In the following years, I had done a lot of re-experiencing of feelings and thoughts and memories. It had been confirmed more than once that the umbrella term for what I was going through was post-traumatic stress disorder. It’s been six years this May since it happened, and I have bad dreams, my memories are sometimes mixed up, and sometimes I feel afraid for no tangible reason. I can’t always explain to people what my circumstances are, or how it affects me, but I can tell people, if the situation calls for it, that I have PTSD.

At Least

If I had to pick a word to describe my usual state of mind, it would be “confused”. At the risk of sounding melodramatic or even cliched, it has been the events of my life that have caused this permanent state. What I’ve been through have left a hole in me that needs filling, and I seem to be lacking the skills to be able to fill it. That said, it happened when I was 19- although I didn’t realize it at the time, I was a baby. I’m 25 now, and still a baby. I still don’t know how to cope- do you blame me?

On more than one occasion I’ve been “diagnosed” with PTSD. Yes. It’s been confirmed. Way back when I was seeing a counselor where I used to live, I’d been sloppily describing my thoughts and feelings as best I could during our sessions. Feeling disconnected from the world, like I was underwater, not remembering things correctly, having a new, misconstrued sense of time- that was gist of what they call dissociation. I remember it had been going on for a few months, all while I was still grieving (which hasn’t ended even today), and attempting to manage an estate (and remember, I was nineteen), when he pulled the DSM (the Bible of mental health professionals) off the shelf and showed me the criterion for post-traumatic stress disorder. My eyes scanning the page made me feel heard. In a sense, I felt relieved.¬†Ironically, reading something that I “had” listed in the DSM made me feel less crazy.
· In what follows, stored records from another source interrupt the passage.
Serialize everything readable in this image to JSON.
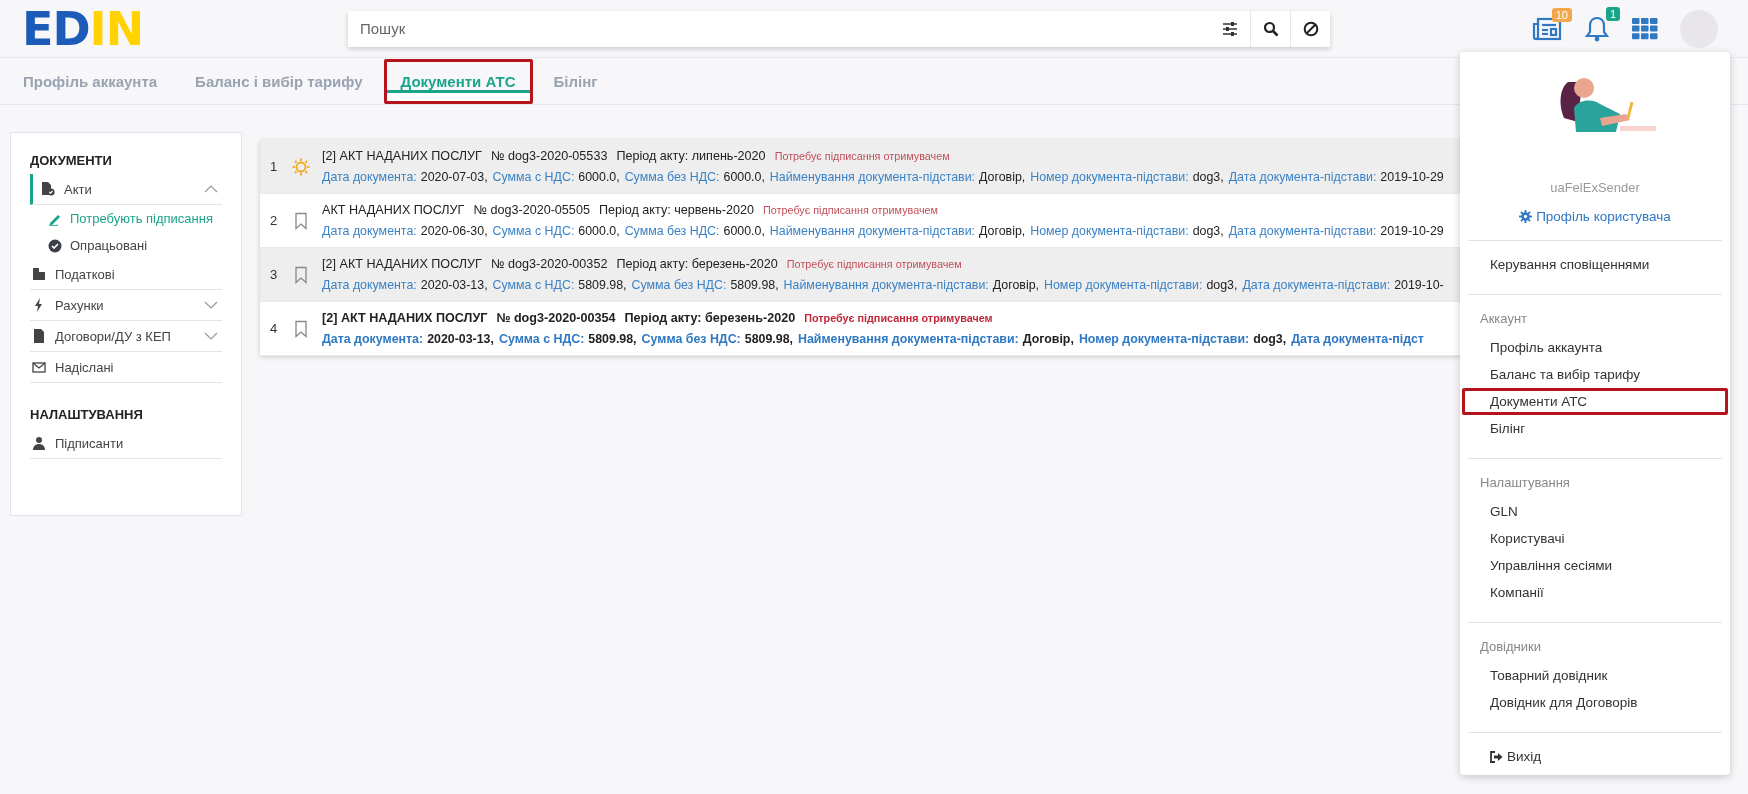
{
  "logo_parts": [
    "ED",
    "IN"
  ],
  "search": {
    "placeholder": "Пошук"
  },
  "header_badges": [
    {
      "kind": "news",
      "count": "10"
    },
    {
      "kind": "bell",
      "count": "1"
    }
  ],
  "tabs": [
    {
      "label": "Профіль аккаунта",
      "selected": false,
      "highlighted": false
    },
    {
      "label": "Баланс і вибір тарифу",
      "selected": false,
      "highlighted": false
    },
    {
      "label": "Документи АТС",
      "selected": true,
      "highlighted": true
    },
    {
      "label": "Білінг",
      "selected": false,
      "highlighted": false
    }
  ],
  "sidebar": {
    "sections": [
      {
        "heading": "ДОКУМЕНТИ",
        "items": [
          {
            "label": "Акти",
            "selected": true,
            "expanded": true,
            "children": [
              {
                "label": "Потребують підписання",
                "selected": true
              },
              {
                "label": "Опрацьовані",
                "selected": false
              }
            ]
          },
          {
            "label": "Податкові",
            "selected": false
          },
          {
            "label": "Рахунки",
            "selected": false,
            "expanded": false
          },
          {
            "label": "Договори/ДУ з КЕП",
            "selected": false,
            "expanded": false
          },
          {
            "label": "Надіслані",
            "selected": false
          }
        ]
      },
      {
        "heading": "НАЛАШТУВАННЯ",
        "items": [
          {
            "label": "Підписанти",
            "selected": false
          }
        ]
      }
    ]
  },
  "documents": [
    {
      "index": "1",
      "kind": "sun",
      "unread": false,
      "title": "[2] АКТ НАДАНИХ ПОСЛУГ",
      "number": "№ dog3-2020-05533",
      "period": "Період акту: липень-2020",
      "status": "Потребує підписання отримувачем",
      "fields": [
        {
          "label": "Дата документа:",
          "value": "2020-07-03,"
        },
        {
          "label": "Сумма с НДС:",
          "value": "6000.0,"
        },
        {
          "label": "Сумма без НДС:",
          "value": "6000.0,"
        },
        {
          "label": "Найменування документа-підстави:",
          "value": "Договір,"
        },
        {
          "label": "Номер документа-підстави:",
          "value": "dog3,"
        },
        {
          "label": "Дата документа-підстави:",
          "value": "2019-10-29"
        }
      ]
    },
    {
      "index": "2",
      "kind": "bookmark",
      "unread": false,
      "title": "АКТ НАДАНИХ ПОСЛУГ",
      "number": "№ dog3-2020-05505",
      "period": "Період акту: червень-2020",
      "status": "Потребує підписання отримувачем",
      "fields": [
        {
          "label": "Дата документа:",
          "value": "2020-06-30,"
        },
        {
          "label": "Сумма с НДС:",
          "value": "6000.0,"
        },
        {
          "label": "Сумма без НДС:",
          "value": "6000.0,"
        },
        {
          "label": "Найменування документа-підстави:",
          "value": "Договір,"
        },
        {
          "label": "Номер документа-підстави:",
          "value": "dog3,"
        },
        {
          "label": "Дата документа-підстави:",
          "value": "2019-10-29"
        }
      ]
    },
    {
      "index": "3",
      "kind": "bookmark",
      "unread": false,
      "title": "[2] АКТ НАДАНИХ ПОСЛУГ",
      "number": "№ dog3-2020-00352",
      "period": "Період акту: березень-2020",
      "status": "Потребує підписання отримувачем",
      "fields": [
        {
          "label": "Дата документа:",
          "value": "2020-03-13,"
        },
        {
          "label": "Сумма с НДС:",
          "value": "5809.98,"
        },
        {
          "label": "Сумма без НДС:",
          "value": "5809.98,"
        },
        {
          "label": "Найменування документа-підстави:",
          "value": "Договір,"
        },
        {
          "label": "Номер документа-підстави:",
          "value": "dog3,"
        },
        {
          "label": "Дата документа-підстави:",
          "value": "2019-10-"
        }
      ]
    },
    {
      "index": "4",
      "kind": "bookmark",
      "unread": true,
      "title": "[2] АКТ НАДАНИХ ПОСЛУГ",
      "number": "№ dog3-2020-00354",
      "period": "Період акту: березень-2020",
      "status": "Потребує підписання отримувачем",
      "fields": [
        {
          "label": "Дата документа:",
          "value": "2020-03-13,"
        },
        {
          "label": "Сумма с НДС:",
          "value": "5809.98,"
        },
        {
          "label": "Сумма без НДС:",
          "value": "5809.98,"
        },
        {
          "label": "Найменування документа-підстави:",
          "value": "Договір,"
        },
        {
          "label": "Номер документа-підстави:",
          "value": "dog3,"
        },
        {
          "label": "Дата документа-підст"
        }
      ]
    }
  ],
  "user_menu": {
    "username": "uaFelExSender",
    "profile_link": "Профіль користувача",
    "sections": [
      {
        "items": [
          {
            "label": "Керування сповіщеннями",
            "highlighted": false
          }
        ]
      },
      {
        "heading": "Аккаунт",
        "items": [
          {
            "label": "Профіль аккаунта",
            "highlighted": false
          },
          {
            "label": "Баланс та вибір тарифу",
            "highlighted": false
          },
          {
            "label": "Документи АТС",
            "highlighted": true
          },
          {
            "label": "Білінг",
            "highlighted": false
          }
        ]
      },
      {
        "heading": "Налаштування",
        "items": [
          {
            "label": "GLN",
            "highlighted": false
          },
          {
            "label": "Користувачі",
            "highlighted": false
          },
          {
            "label": "Управління сесіями",
            "highlighted": false
          },
          {
            "label": "Компанії",
            "highlighted": false
          }
        ]
      },
      {
        "heading": "Довідники",
        "items": [
          {
            "label": "Товарний довідник",
            "highlighted": false
          },
          {
            "label": "Довідник для Договорів",
            "highlighted": false
          }
        ]
      }
    ],
    "logout": "Вихід"
  }
}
Part of me thinks it’s over-simplistic to keep referring to this as PTSD. Thats like taking a big, messy closet full of clothes and trying to fit it all into a tiny suitcase. There’s just too much to fit. If I really fold and stuff and cram though, I can get most of it in there. Such a label makes it one thing- a single entity- rather than the disparate mish-mash of memories and thoughts and emotions that it really is. It keeps me from having to explain to other people, and it also keeps my brain from having to try so hard to make sense of it all.

As confused as I always am, at the very least I’ve been given a label. Obviously I have no familial home-base to identify with any longer. I am no longer in a steady relationship (for reasons also relating to my circumstances, which I might talk about some other time if I feel like it). Where do I call home? Who can I be? I have yet to find someone who has gone through what I’ve been through, events so terrible and rare that that I can hardly talk about it with anyone. That makes me deeply alone. At the very least though, I can feel less so and more normal by being able to identify with the PTSD. It’s mine, but also that of others, people who I do not know. For that, I am granted a (somewhat shaky) sense of comfort in the midst of unknown people suffering though various traumas. Despite the shakiness, I can still bask in a tiny glow of comfort and relatedness, and feel more normal and less confused.